=== TASK ITEM ===
Which lines of the data contain the string "Service"? Copy every one of them.

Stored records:

Segment Open

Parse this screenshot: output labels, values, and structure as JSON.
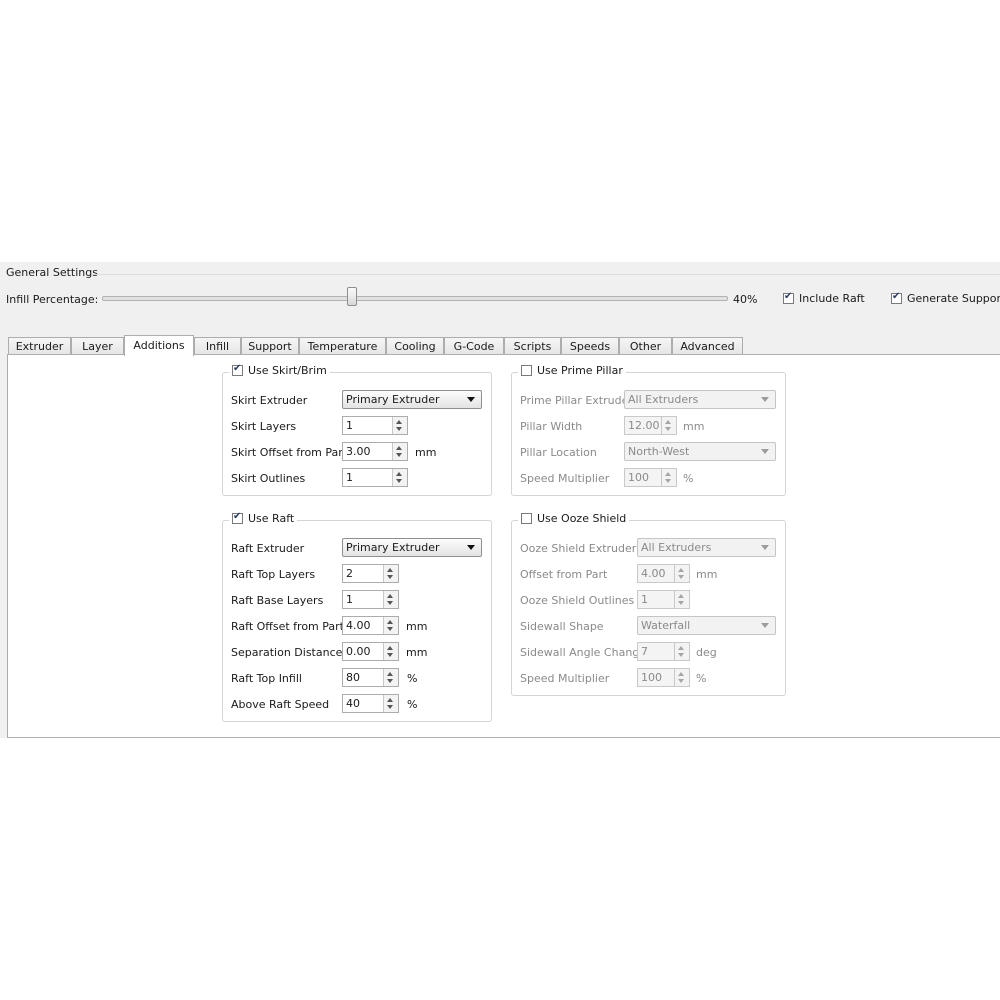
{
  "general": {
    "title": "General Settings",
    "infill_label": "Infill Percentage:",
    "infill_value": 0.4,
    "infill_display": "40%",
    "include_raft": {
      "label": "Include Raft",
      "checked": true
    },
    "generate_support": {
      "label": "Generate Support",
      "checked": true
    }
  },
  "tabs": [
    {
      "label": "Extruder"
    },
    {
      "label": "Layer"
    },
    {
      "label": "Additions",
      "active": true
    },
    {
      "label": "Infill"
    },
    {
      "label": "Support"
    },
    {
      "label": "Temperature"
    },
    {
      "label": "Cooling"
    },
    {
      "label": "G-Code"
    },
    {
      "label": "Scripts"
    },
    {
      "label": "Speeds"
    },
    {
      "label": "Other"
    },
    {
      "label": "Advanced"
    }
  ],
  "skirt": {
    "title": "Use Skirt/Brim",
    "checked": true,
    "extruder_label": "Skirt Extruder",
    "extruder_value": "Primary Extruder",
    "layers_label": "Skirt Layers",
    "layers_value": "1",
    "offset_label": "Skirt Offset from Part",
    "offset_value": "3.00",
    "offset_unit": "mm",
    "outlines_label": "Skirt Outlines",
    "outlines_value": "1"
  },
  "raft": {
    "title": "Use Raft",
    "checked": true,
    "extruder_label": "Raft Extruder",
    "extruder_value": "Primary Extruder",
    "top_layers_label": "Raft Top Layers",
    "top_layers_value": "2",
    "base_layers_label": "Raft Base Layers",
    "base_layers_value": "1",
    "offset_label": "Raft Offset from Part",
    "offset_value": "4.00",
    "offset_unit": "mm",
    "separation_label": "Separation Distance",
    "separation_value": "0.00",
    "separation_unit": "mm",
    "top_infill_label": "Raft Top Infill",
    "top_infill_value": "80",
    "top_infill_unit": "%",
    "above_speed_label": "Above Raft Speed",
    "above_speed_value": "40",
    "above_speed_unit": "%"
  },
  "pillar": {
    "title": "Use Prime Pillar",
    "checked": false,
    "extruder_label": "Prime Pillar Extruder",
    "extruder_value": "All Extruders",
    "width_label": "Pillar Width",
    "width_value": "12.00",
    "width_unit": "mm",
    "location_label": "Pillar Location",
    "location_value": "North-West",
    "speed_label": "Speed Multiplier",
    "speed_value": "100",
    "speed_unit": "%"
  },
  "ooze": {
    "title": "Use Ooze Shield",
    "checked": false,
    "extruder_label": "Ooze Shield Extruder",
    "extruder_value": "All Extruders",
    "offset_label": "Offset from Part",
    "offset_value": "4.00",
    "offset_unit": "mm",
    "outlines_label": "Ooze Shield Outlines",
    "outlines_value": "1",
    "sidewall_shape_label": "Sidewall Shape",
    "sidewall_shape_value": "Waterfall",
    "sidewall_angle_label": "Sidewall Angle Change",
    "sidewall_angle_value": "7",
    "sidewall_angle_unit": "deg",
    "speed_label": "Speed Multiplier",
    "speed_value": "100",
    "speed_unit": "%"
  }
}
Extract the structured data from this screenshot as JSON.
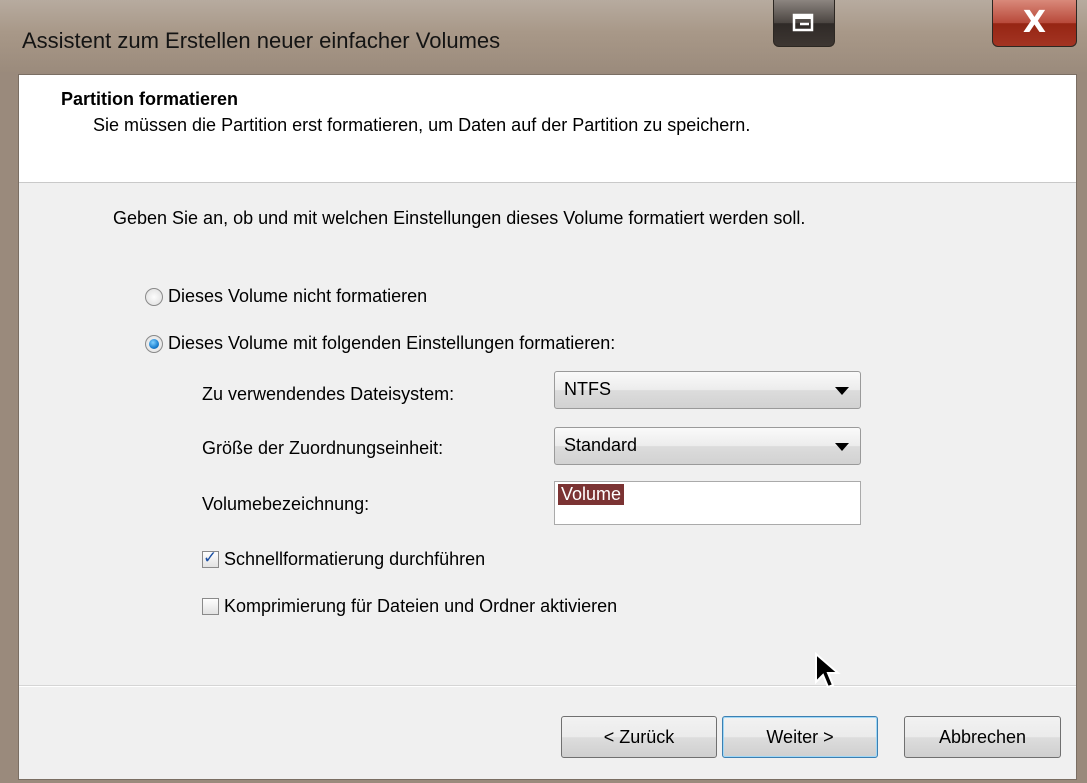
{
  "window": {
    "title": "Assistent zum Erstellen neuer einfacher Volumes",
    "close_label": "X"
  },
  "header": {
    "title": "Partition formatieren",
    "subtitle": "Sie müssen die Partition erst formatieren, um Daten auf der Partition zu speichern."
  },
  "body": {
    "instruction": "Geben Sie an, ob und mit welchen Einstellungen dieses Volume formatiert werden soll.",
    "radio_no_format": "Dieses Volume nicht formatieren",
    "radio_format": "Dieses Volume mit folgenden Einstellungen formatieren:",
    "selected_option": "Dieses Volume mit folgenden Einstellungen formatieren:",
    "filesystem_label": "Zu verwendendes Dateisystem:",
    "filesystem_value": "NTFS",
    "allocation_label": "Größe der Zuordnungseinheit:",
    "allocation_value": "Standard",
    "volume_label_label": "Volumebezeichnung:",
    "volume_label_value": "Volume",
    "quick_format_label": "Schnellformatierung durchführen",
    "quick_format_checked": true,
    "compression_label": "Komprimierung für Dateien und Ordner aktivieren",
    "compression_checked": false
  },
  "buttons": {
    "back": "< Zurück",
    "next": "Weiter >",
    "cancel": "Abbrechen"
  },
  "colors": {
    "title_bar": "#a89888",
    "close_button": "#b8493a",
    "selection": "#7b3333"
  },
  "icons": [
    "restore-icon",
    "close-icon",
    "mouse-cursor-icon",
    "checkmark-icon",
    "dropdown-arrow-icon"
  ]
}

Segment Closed
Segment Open

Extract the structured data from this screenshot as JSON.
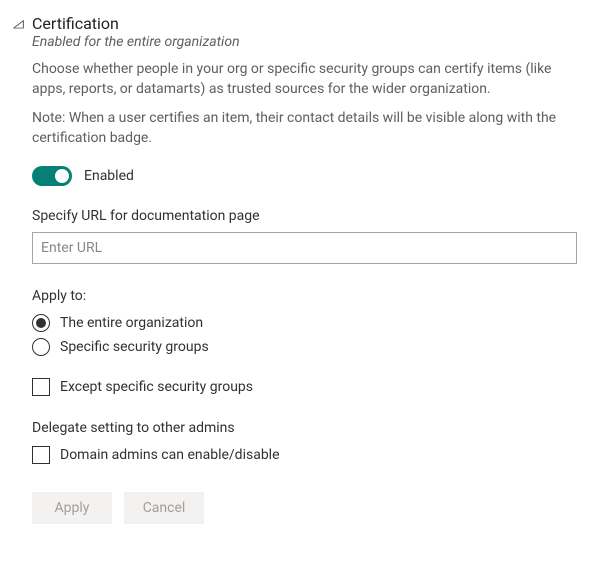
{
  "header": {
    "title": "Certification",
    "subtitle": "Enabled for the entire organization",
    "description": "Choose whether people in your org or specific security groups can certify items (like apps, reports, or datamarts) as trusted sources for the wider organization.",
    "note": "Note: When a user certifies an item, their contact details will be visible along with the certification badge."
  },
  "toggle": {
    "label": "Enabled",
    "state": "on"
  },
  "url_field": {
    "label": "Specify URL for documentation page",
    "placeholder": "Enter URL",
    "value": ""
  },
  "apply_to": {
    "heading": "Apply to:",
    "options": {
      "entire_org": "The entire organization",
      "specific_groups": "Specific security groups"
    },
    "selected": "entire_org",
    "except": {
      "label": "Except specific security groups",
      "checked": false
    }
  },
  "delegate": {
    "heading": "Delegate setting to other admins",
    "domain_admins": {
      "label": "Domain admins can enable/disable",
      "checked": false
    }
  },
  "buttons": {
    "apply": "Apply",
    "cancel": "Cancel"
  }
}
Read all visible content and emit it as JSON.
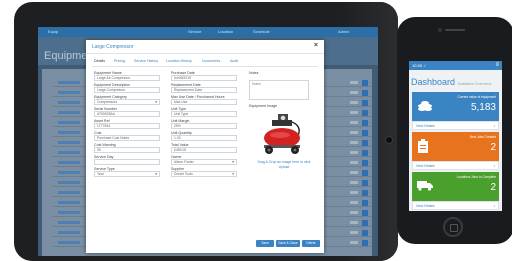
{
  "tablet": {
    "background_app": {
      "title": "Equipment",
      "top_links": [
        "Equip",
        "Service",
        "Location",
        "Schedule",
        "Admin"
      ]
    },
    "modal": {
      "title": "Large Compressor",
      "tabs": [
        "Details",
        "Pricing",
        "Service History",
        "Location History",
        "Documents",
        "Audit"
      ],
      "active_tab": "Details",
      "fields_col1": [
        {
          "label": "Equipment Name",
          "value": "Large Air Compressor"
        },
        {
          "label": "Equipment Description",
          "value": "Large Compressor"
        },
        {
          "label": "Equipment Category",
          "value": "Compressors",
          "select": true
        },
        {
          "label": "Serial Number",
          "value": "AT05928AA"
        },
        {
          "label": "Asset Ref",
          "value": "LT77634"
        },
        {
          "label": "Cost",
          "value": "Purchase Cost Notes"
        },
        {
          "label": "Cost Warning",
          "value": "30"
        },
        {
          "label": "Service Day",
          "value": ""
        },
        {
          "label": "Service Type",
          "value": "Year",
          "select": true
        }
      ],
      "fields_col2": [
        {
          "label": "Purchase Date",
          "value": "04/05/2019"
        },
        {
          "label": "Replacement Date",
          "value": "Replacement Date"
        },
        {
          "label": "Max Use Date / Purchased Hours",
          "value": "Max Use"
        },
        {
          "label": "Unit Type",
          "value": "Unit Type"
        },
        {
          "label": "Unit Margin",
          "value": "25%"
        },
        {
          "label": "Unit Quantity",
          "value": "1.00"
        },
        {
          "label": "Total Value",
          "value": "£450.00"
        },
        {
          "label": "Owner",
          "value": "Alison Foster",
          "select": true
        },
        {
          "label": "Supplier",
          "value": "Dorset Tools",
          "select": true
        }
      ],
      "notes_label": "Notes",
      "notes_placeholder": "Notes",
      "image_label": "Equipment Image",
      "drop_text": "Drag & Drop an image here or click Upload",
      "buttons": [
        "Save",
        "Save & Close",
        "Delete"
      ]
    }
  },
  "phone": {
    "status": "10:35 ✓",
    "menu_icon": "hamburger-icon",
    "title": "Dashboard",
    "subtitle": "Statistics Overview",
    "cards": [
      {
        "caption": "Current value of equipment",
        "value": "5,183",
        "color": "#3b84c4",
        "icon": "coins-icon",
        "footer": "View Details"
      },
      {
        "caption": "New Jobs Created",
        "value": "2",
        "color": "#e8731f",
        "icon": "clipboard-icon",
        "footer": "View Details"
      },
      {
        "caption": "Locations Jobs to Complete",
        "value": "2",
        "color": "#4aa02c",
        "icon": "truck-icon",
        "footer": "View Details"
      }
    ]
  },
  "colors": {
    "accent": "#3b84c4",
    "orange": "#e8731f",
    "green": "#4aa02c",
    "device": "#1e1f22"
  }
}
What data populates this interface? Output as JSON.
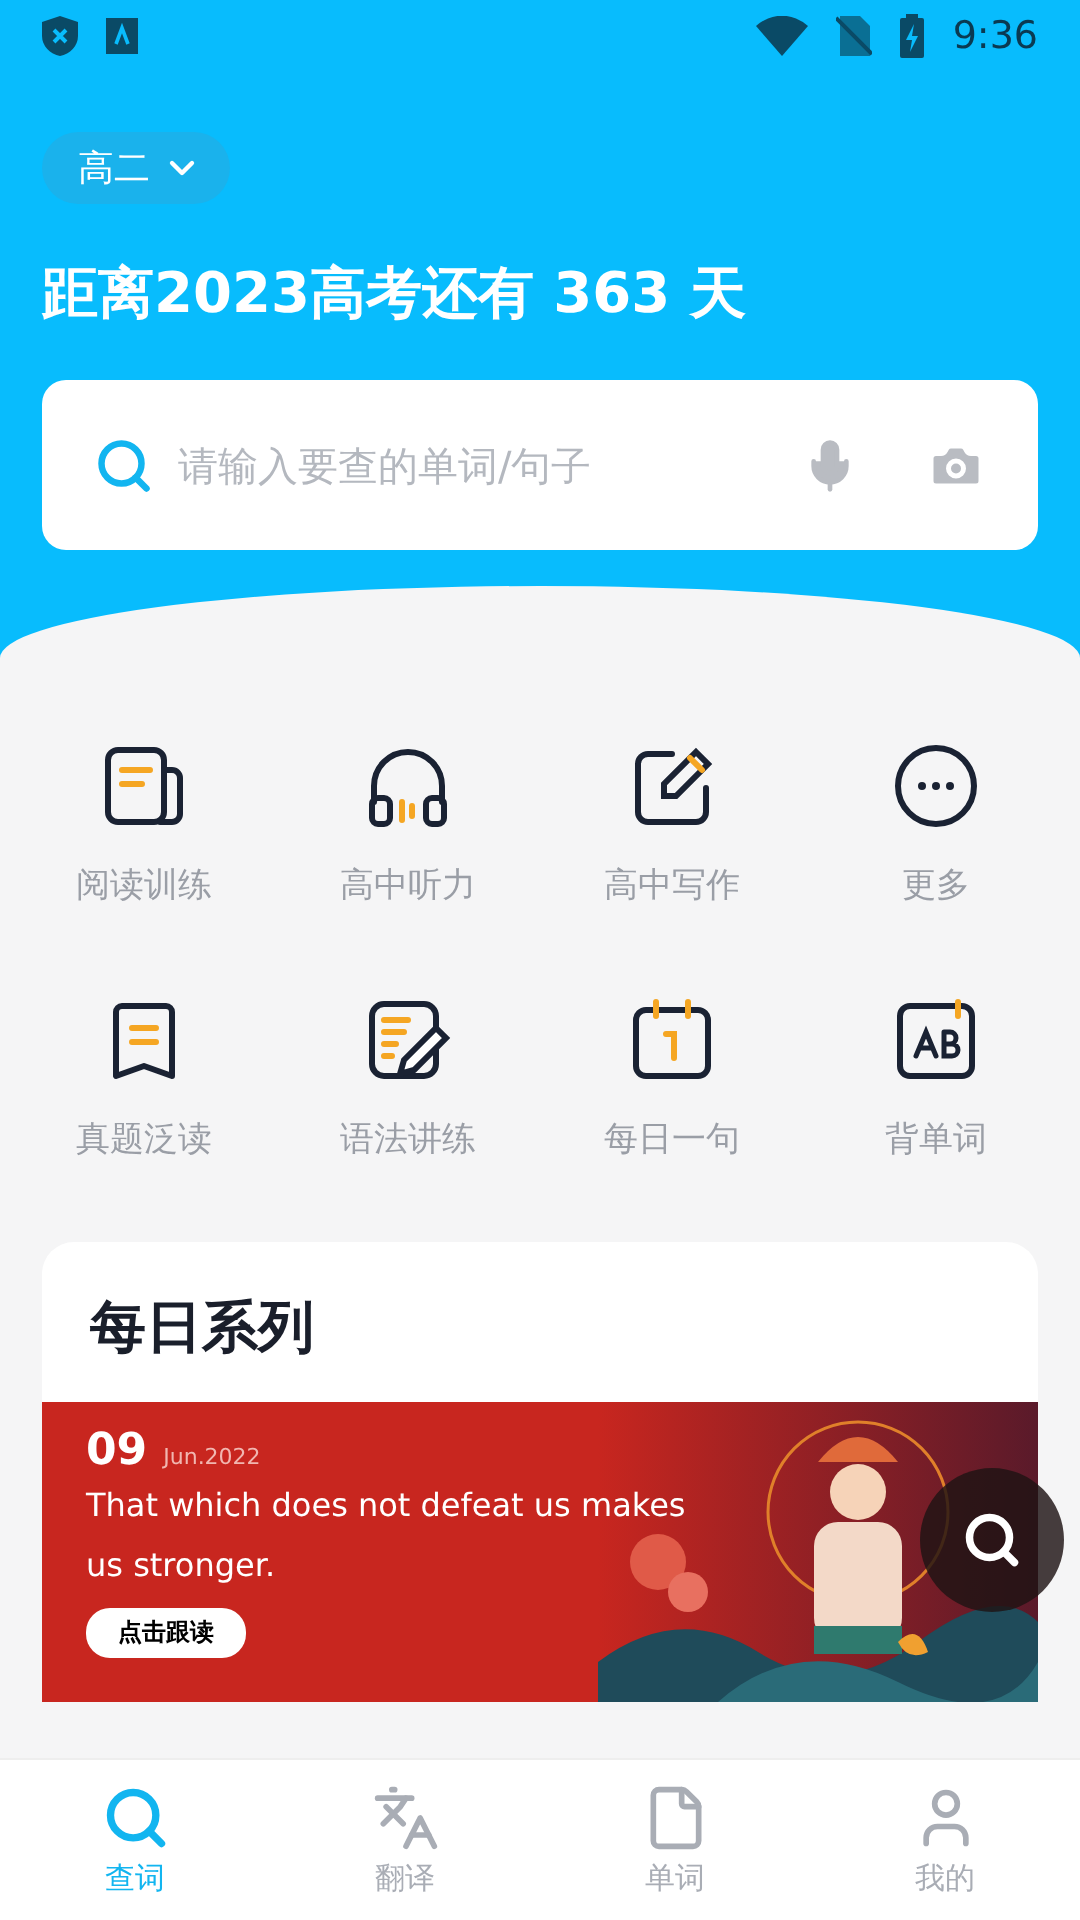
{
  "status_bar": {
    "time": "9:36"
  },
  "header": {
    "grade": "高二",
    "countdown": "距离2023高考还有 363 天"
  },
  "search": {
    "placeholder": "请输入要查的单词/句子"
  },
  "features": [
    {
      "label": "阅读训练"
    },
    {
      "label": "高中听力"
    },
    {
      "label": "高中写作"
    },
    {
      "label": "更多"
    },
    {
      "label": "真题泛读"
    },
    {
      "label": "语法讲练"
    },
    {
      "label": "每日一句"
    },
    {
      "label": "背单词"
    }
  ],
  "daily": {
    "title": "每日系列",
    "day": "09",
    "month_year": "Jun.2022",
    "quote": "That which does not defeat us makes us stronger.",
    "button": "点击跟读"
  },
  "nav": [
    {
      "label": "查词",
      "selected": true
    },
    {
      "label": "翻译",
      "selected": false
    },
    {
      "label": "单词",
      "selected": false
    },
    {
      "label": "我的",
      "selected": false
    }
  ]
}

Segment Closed

=== ANSWER SECTION ===
        "Service",
        "Service History",
          "label": "Service Day",
          "label": "Service Type",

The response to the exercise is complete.